It’s not just a dinner — it’s an opportunity to stand and testify to the importance of the good influences and guiding lights for the youth of the community.
Purpose of God Annex Outreach Center’s annual dinner was held at All Saints Hall of St. Peter’s Episcopal Church last month. The organization “thrives on empowering and expanding opportunities” for children, especially for the least served of the communioty: disadvantaged, at-risk and under-challenged youth, adults and families.
The program began with a welcome by Susan Walker, Beaufort County’s chief probation parole officer, and continued with brief attestations from a variety of people whose lives have been touched by Purpose of God Annex— by its afterschool and summer programs and by Project New Hope, which provides a second chance to those previously convicted of crimes, by teaching participants both life and job skills.
Representing the Purpose of God Annex was Bryan Martinez, a third grader at John Cotten Tayloe School. Martinez addressed the crowd from the podium as he talked about how the program has helped him since his mother asked Bishop Samuel Jones Jr. and “Mother” Regina Jones, directors of the Annex, to take his behavioral problems on three years ago.
“At the beginning it was so hard for me, because I didn’t want to follow any orders,” Martinez said. “But with the structure and direction of Bishop Jones, day by day, he was there for me to help change my attitude and become the gentleman that I am today. If God doesn’t touch (the Joneses’) hearts and minds with this beautiful idea, we wouldn’t have an opportunity in our town.”
Project New Hope participant Tekila Fonville also spoke to the assembled guests, explaining the circumstances that led her to a felony drug conviction and a five-month stint in the Hampton City Jail in Hampton, Va.
“I was not used to facing the consequences of my actions until then,” Fonville explained.
She said that though she had successfully completed her probation and paid her fines, she was still paying the price, unable to find work with a living wage because of the past conviction.
“The felonious mistake I made almost eight years ago follows me still,” Fonville said.
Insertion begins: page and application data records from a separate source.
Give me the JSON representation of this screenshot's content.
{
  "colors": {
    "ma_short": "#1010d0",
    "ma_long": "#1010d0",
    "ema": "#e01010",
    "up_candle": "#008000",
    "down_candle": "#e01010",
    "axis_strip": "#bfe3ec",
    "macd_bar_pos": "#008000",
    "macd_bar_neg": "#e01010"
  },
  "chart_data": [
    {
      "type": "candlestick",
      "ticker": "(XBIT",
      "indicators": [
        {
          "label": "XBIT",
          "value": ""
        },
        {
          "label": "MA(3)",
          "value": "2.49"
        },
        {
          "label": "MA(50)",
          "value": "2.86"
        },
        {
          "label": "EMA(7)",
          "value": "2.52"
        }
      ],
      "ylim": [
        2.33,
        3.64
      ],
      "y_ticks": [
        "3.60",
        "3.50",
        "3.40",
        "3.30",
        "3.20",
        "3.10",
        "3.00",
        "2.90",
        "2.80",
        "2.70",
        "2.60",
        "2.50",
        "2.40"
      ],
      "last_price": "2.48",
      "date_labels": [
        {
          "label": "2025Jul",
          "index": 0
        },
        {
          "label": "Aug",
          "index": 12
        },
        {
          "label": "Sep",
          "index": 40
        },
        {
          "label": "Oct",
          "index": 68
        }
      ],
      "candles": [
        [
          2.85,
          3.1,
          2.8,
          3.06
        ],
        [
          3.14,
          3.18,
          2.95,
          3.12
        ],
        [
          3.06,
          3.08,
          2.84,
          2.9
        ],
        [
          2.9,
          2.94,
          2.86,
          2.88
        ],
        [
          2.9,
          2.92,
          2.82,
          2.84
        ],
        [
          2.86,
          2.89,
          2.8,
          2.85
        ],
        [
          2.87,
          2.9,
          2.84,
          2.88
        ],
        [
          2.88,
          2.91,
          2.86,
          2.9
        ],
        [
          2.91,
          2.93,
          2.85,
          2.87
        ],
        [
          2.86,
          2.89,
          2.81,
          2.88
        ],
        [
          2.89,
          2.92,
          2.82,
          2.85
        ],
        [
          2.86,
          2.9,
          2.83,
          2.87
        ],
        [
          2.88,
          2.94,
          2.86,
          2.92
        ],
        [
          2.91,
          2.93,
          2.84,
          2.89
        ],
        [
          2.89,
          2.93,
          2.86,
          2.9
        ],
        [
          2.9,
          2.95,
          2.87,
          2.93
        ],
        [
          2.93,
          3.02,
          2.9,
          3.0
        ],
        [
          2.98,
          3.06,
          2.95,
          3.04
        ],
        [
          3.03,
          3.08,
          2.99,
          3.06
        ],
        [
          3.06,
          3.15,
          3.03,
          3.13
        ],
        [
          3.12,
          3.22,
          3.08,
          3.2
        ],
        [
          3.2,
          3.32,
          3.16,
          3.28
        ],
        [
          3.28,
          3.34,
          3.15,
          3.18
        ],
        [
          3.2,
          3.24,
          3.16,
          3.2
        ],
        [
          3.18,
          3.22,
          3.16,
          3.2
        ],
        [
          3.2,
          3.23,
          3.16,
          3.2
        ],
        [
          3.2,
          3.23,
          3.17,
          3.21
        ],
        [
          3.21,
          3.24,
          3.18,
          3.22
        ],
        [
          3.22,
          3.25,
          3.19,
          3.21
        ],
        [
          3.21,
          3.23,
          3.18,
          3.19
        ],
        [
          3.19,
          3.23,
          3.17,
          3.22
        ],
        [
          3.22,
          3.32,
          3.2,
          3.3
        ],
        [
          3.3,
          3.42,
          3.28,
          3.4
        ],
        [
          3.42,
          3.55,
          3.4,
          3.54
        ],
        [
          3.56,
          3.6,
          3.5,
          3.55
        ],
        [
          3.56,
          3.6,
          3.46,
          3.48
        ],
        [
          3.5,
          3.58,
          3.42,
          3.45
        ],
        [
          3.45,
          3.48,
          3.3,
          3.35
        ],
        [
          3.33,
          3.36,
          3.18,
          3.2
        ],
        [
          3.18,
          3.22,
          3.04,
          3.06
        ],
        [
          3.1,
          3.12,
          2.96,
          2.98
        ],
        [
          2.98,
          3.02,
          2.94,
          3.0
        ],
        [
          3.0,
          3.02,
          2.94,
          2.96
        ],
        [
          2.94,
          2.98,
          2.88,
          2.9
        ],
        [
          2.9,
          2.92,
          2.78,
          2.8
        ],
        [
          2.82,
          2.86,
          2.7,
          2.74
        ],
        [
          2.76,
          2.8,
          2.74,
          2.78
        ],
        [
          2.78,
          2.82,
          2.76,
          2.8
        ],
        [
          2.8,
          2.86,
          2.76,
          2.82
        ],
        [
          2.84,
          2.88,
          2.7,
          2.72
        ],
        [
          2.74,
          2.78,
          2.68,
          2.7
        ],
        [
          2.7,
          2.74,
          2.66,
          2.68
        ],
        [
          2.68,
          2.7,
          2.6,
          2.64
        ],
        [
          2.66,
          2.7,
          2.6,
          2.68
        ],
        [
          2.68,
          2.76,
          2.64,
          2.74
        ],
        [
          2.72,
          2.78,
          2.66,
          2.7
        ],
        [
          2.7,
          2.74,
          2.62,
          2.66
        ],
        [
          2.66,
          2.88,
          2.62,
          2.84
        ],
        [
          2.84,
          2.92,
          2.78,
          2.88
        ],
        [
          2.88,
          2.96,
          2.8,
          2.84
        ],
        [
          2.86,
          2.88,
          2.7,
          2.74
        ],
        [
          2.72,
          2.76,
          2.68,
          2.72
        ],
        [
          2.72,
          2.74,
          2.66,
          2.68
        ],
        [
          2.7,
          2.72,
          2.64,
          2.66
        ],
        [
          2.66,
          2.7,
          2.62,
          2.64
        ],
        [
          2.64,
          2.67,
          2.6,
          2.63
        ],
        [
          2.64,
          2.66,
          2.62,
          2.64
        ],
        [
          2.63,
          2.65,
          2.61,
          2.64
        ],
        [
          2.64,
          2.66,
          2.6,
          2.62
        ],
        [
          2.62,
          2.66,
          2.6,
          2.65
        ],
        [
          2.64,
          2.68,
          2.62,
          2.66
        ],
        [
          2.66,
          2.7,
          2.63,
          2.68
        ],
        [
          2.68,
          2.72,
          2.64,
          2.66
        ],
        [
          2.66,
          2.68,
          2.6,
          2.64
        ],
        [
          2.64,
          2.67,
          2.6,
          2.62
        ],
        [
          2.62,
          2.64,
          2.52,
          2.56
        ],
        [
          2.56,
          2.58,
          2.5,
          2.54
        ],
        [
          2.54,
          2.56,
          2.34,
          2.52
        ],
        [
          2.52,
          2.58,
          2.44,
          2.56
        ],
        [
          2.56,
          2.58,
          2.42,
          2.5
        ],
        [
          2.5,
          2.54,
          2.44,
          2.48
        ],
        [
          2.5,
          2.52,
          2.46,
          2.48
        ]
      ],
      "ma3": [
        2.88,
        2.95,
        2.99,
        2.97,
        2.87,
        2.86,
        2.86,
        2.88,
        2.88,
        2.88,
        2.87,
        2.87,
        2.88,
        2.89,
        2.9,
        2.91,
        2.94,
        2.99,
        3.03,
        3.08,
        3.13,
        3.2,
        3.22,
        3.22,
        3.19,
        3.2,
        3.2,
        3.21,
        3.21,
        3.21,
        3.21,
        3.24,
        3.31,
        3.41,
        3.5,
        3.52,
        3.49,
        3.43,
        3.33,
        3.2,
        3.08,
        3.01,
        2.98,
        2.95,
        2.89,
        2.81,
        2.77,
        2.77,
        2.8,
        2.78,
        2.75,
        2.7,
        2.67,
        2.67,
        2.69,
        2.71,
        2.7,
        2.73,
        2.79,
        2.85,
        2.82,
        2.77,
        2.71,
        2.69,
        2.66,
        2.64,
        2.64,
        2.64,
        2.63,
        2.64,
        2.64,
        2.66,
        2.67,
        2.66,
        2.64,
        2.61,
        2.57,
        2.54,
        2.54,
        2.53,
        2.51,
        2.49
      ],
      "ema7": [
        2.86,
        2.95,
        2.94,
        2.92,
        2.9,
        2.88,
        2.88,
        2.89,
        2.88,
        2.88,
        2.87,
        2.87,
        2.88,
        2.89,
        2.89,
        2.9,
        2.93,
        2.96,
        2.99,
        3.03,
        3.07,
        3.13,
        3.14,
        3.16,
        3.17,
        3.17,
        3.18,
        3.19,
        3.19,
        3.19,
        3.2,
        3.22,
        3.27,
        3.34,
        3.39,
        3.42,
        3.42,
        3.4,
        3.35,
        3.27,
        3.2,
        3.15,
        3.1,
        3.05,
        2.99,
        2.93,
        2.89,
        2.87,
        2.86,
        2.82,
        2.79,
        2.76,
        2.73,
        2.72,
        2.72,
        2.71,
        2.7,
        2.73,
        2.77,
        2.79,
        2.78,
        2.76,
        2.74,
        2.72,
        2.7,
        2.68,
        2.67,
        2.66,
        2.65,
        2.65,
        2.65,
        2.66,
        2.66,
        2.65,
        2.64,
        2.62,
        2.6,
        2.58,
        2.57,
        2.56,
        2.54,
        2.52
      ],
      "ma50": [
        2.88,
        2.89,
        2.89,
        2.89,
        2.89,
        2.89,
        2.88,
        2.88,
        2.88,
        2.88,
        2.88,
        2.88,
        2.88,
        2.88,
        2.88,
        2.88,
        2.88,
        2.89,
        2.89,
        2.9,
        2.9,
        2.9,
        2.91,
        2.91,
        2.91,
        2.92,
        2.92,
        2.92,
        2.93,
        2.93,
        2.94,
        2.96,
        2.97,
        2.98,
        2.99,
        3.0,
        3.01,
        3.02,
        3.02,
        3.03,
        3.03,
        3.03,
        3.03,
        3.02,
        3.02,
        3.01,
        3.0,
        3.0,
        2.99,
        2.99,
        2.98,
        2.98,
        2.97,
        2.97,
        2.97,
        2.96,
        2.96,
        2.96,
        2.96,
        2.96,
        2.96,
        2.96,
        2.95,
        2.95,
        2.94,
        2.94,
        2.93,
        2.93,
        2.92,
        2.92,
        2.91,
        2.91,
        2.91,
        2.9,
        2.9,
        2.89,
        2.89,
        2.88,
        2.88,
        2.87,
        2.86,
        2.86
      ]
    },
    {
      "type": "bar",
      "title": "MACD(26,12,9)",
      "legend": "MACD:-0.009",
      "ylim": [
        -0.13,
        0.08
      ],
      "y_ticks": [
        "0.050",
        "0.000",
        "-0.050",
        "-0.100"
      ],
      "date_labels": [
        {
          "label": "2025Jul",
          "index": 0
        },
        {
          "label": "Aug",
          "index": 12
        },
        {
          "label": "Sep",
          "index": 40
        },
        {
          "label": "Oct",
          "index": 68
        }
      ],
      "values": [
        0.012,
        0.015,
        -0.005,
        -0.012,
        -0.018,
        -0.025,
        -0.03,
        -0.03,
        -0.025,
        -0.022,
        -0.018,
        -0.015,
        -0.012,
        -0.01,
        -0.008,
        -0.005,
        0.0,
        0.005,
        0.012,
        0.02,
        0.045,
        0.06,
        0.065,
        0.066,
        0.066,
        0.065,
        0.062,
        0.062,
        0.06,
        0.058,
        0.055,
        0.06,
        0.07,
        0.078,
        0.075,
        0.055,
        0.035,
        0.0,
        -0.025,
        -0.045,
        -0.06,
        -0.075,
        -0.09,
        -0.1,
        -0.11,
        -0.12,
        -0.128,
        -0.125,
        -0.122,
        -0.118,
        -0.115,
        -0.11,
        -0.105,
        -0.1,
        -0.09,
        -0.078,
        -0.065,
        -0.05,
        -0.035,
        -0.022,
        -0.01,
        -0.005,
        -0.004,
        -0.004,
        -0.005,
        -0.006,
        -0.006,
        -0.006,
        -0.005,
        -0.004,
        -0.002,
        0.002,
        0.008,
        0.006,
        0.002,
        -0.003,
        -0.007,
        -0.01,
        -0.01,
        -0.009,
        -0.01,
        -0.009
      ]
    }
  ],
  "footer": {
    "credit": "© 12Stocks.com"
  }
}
She said that Project New Hope was suggested to her several times over the past few years, but it wasn’t until February of 2013 that she enrolled in the program. Since, she’s started working as an office assistant at First Start Business Ventures, a company that will allow her to advance and grow.
“It’s all thanks to Project New Hope that I have regained my hope that I can and will reestablish myself in a community. For you not to support this program would be a disaster for people like me.”
Purpose of God Annex relies on both private and public funding for its services and enjoys the support of local law enforcement and judges. Like most nonprofits, the organization has at times struggled to fund its operations since the economic recession hit in 2008.
Project New Hope’s next graduation is set for May 24, 12:30 p.m., at the First Presbyterian Church of Washington.
For more information about Purpose of God Annex and their services or to make a donation, call 252-974-1484.